  • Starts: 12:30 pm on Monday, April 30, 2018
  • Ends: 2:00 pm on Monday, April 30, 2018
Machines used in the criminal legal process increasingly have opaque programming architectures and perform cognitively impenetrable functions. Their inscrutability threatens to undermine the procedures relied on by the criminal legal process to safeguard substantive guarantees such as due process and freedom from arbitrary government action.

This talk, led by BU Law Prof. Ahmed Ghappour, will consider the question of whether and to what extent fact-finders in the criminal legal process should defer to factual outcomes generated by “opaque” algorithms whose form or functionality cannot readily be digested by human-scale observation and reasoning. First, Prof. Ghappour will provide a taxonomy of evidence-producing machines and highlight potential infirmities that may result in improper inferences from machine evidence. Then, he will show how courts struggle to deal with information asymmetries that arise from a lack of access, expertise, and cognitive capacity, producing results that are inconsistent, unpredictable, and at times incoherent. Finally, he will argue that regulation of machine evidence in the criminal legal process should account for the unique characteristics of modern machines, and will make suggestions tailored to these concerns.

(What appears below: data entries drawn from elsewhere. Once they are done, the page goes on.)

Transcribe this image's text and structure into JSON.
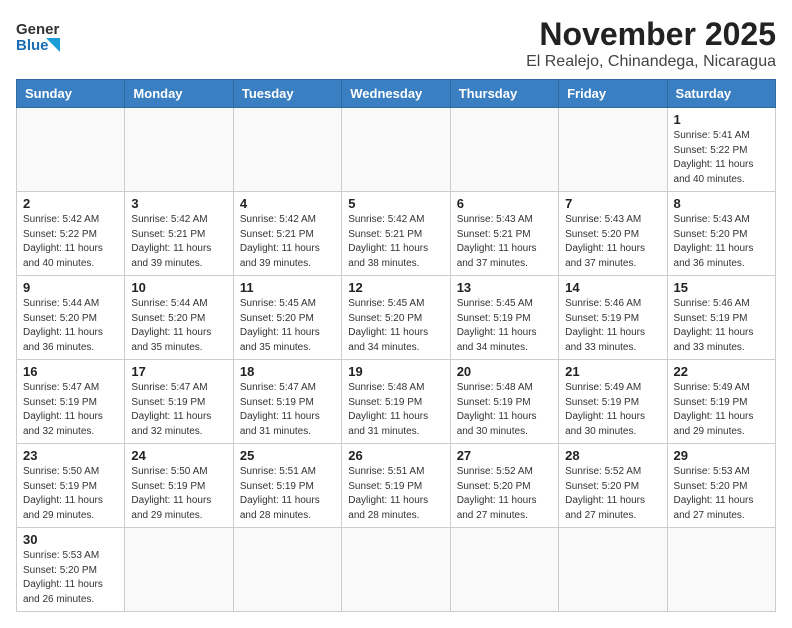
{
  "header": {
    "logo_general": "General",
    "logo_blue": "Blue",
    "title": "November 2025",
    "subtitle": "El Realejo, Chinandega, Nicaragua"
  },
  "weekdays": [
    "Sunday",
    "Monday",
    "Tuesday",
    "Wednesday",
    "Thursday",
    "Friday",
    "Saturday"
  ],
  "weeks": [
    [
      {
        "day": "",
        "info": ""
      },
      {
        "day": "",
        "info": ""
      },
      {
        "day": "",
        "info": ""
      },
      {
        "day": "",
        "info": ""
      },
      {
        "day": "",
        "info": ""
      },
      {
        "day": "",
        "info": ""
      },
      {
        "day": "1",
        "info": "Sunrise: 5:41 AM\nSunset: 5:22 PM\nDaylight: 11 hours\nand 40 minutes."
      }
    ],
    [
      {
        "day": "2",
        "info": "Sunrise: 5:42 AM\nSunset: 5:22 PM\nDaylight: 11 hours\nand 40 minutes."
      },
      {
        "day": "3",
        "info": "Sunrise: 5:42 AM\nSunset: 5:21 PM\nDaylight: 11 hours\nand 39 minutes."
      },
      {
        "day": "4",
        "info": "Sunrise: 5:42 AM\nSunset: 5:21 PM\nDaylight: 11 hours\nand 39 minutes."
      },
      {
        "day": "5",
        "info": "Sunrise: 5:42 AM\nSunset: 5:21 PM\nDaylight: 11 hours\nand 38 minutes."
      },
      {
        "day": "6",
        "info": "Sunrise: 5:43 AM\nSunset: 5:21 PM\nDaylight: 11 hours\nand 37 minutes."
      },
      {
        "day": "7",
        "info": "Sunrise: 5:43 AM\nSunset: 5:20 PM\nDaylight: 11 hours\nand 37 minutes."
      },
      {
        "day": "8",
        "info": "Sunrise: 5:43 AM\nSunset: 5:20 PM\nDaylight: 11 hours\nand 36 minutes."
      }
    ],
    [
      {
        "day": "9",
        "info": "Sunrise: 5:44 AM\nSunset: 5:20 PM\nDaylight: 11 hours\nand 36 minutes."
      },
      {
        "day": "10",
        "info": "Sunrise: 5:44 AM\nSunset: 5:20 PM\nDaylight: 11 hours\nand 35 minutes."
      },
      {
        "day": "11",
        "info": "Sunrise: 5:45 AM\nSunset: 5:20 PM\nDaylight: 11 hours\nand 35 minutes."
      },
      {
        "day": "12",
        "info": "Sunrise: 5:45 AM\nSunset: 5:20 PM\nDaylight: 11 hours\nand 34 minutes."
      },
      {
        "day": "13",
        "info": "Sunrise: 5:45 AM\nSunset: 5:19 PM\nDaylight: 11 hours\nand 34 minutes."
      },
      {
        "day": "14",
        "info": "Sunrise: 5:46 AM\nSunset: 5:19 PM\nDaylight: 11 hours\nand 33 minutes."
      },
      {
        "day": "15",
        "info": "Sunrise: 5:46 AM\nSunset: 5:19 PM\nDaylight: 11 hours\nand 33 minutes."
      }
    ],
    [
      {
        "day": "16",
        "info": "Sunrise: 5:47 AM\nSunset: 5:19 PM\nDaylight: 11 hours\nand 32 minutes."
      },
      {
        "day": "17",
        "info": "Sunrise: 5:47 AM\nSunset: 5:19 PM\nDaylight: 11 hours\nand 32 minutes."
      },
      {
        "day": "18",
        "info": "Sunrise: 5:47 AM\nSunset: 5:19 PM\nDaylight: 11 hours\nand 31 minutes."
      },
      {
        "day": "19",
        "info": "Sunrise: 5:48 AM\nSunset: 5:19 PM\nDaylight: 11 hours\nand 31 minutes."
      },
      {
        "day": "20",
        "info": "Sunrise: 5:48 AM\nSunset: 5:19 PM\nDaylight: 11 hours\nand 30 minutes."
      },
      {
        "day": "21",
        "info": "Sunrise: 5:49 AM\nSunset: 5:19 PM\nDaylight: 11 hours\nand 30 minutes."
      },
      {
        "day": "22",
        "info": "Sunrise: 5:49 AM\nSunset: 5:19 PM\nDaylight: 11 hours\nand 29 minutes."
      }
    ],
    [
      {
        "day": "23",
        "info": "Sunrise: 5:50 AM\nSunset: 5:19 PM\nDaylight: 11 hours\nand 29 minutes."
      },
      {
        "day": "24",
        "info": "Sunrise: 5:50 AM\nSunset: 5:19 PM\nDaylight: 11 hours\nand 29 minutes."
      },
      {
        "day": "25",
        "info": "Sunrise: 5:51 AM\nSunset: 5:19 PM\nDaylight: 11 hours\nand 28 minutes."
      },
      {
        "day": "26",
        "info": "Sunrise: 5:51 AM\nSunset: 5:19 PM\nDaylight: 11 hours\nand 28 minutes."
      },
      {
        "day": "27",
        "info": "Sunrise: 5:52 AM\nSunset: 5:20 PM\nDaylight: 11 hours\nand 27 minutes."
      },
      {
        "day": "28",
        "info": "Sunrise: 5:52 AM\nSunset: 5:20 PM\nDaylight: 11 hours\nand 27 minutes."
      },
      {
        "day": "29",
        "info": "Sunrise: 5:53 AM\nSunset: 5:20 PM\nDaylight: 11 hours\nand 27 minutes."
      }
    ],
    [
      {
        "day": "30",
        "info": "Sunrise: 5:53 AM\nSunset: 5:20 PM\nDaylight: 11 hours\nand 26 minutes."
      },
      {
        "day": "",
        "info": ""
      },
      {
        "day": "",
        "info": ""
      },
      {
        "day": "",
        "info": ""
      },
      {
        "day": "",
        "info": ""
      },
      {
        "day": "",
        "info": ""
      },
      {
        "day": "",
        "info": ""
      }
    ]
  ]
}
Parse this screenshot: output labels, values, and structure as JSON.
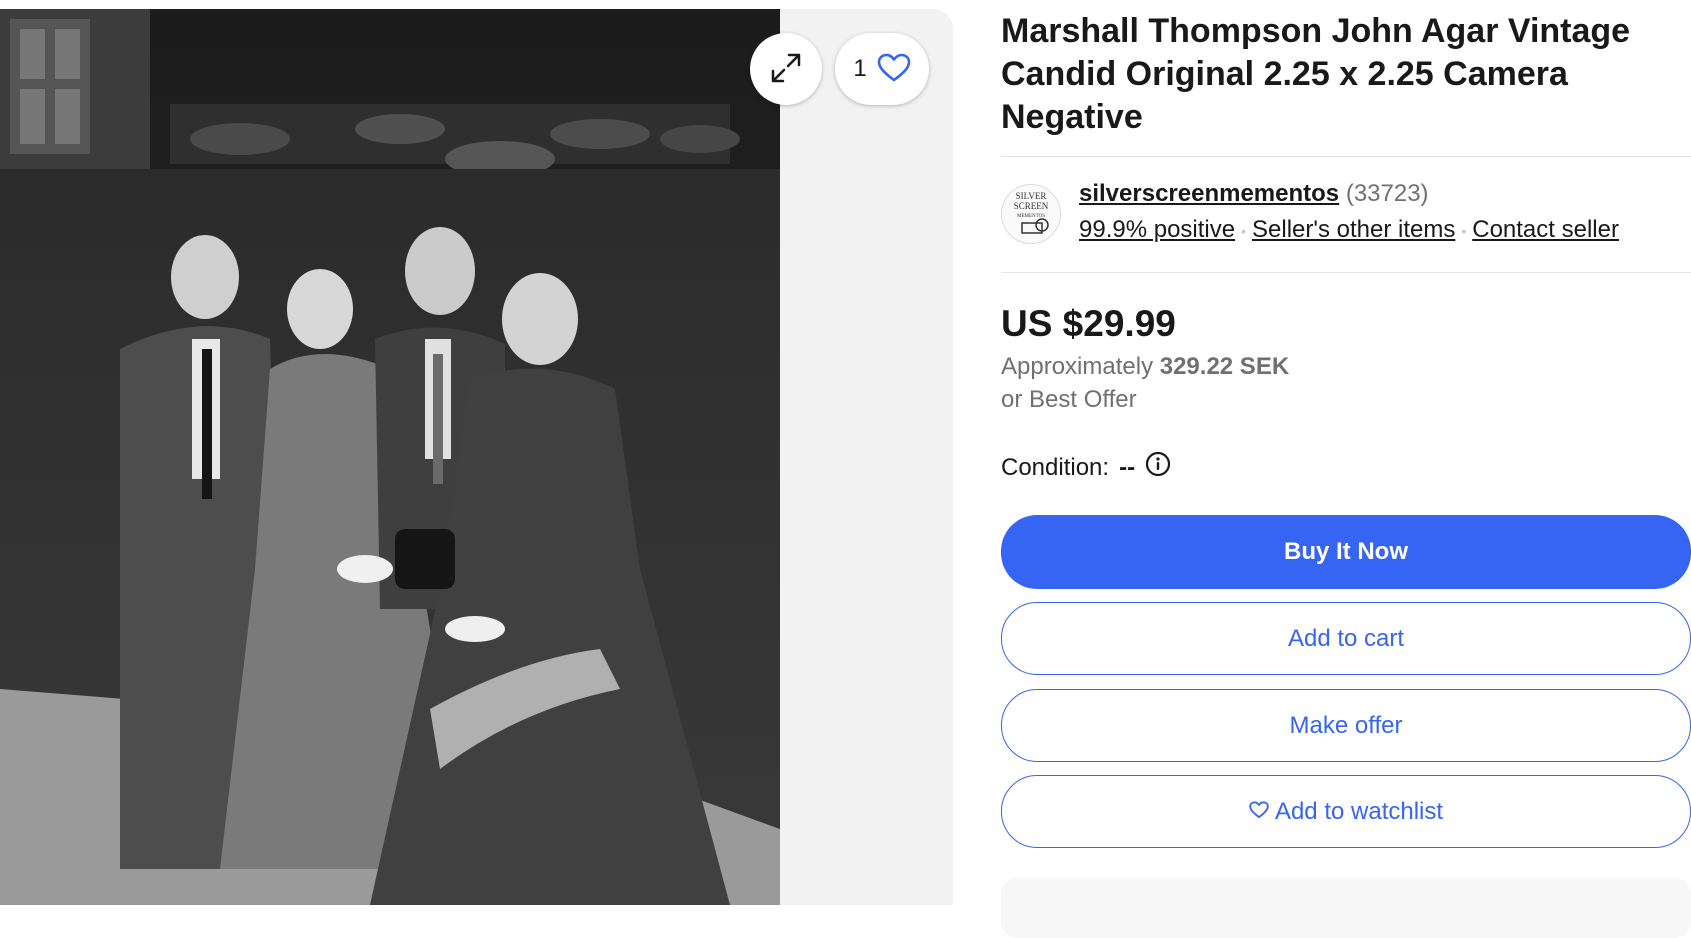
{
  "listing": {
    "title": "Marshall Thompson John Agar Vintage Candid Original 2.25 x 2.25 Camera Negative"
  },
  "gallery": {
    "expand_icon": "expand-arrows-icon",
    "watch_count": "1",
    "heart_icon": "heart-outline-icon"
  },
  "seller": {
    "avatar_text": "SILVER SCREEN MEMENTOS",
    "name": "silverscreenmementos",
    "feedback_count": "(33723)",
    "positive": "99.9% positive",
    "other_items": "Seller's other items",
    "contact": "Contact seller"
  },
  "pricing": {
    "price": "US $29.99",
    "approx_label": "Approximately",
    "approx_value": "329.22 SEK",
    "best_offer": "or Best Offer"
  },
  "condition": {
    "label": "Condition:",
    "value": "--",
    "info_icon": "info-circle-icon"
  },
  "actions": {
    "buy_now": "Buy It Now",
    "add_to_cart": "Add to cart",
    "make_offer": "Make offer",
    "add_to_watchlist": "Add to watchlist"
  },
  "colors": {
    "primary": "#3665f3",
    "text": "#191919",
    "secondary_text": "#707070"
  }
}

Please RSVP to Tyler Gabrielski at
Hariri Seminar Room at the Hariri Institute for Computing, 111 Cummington Mall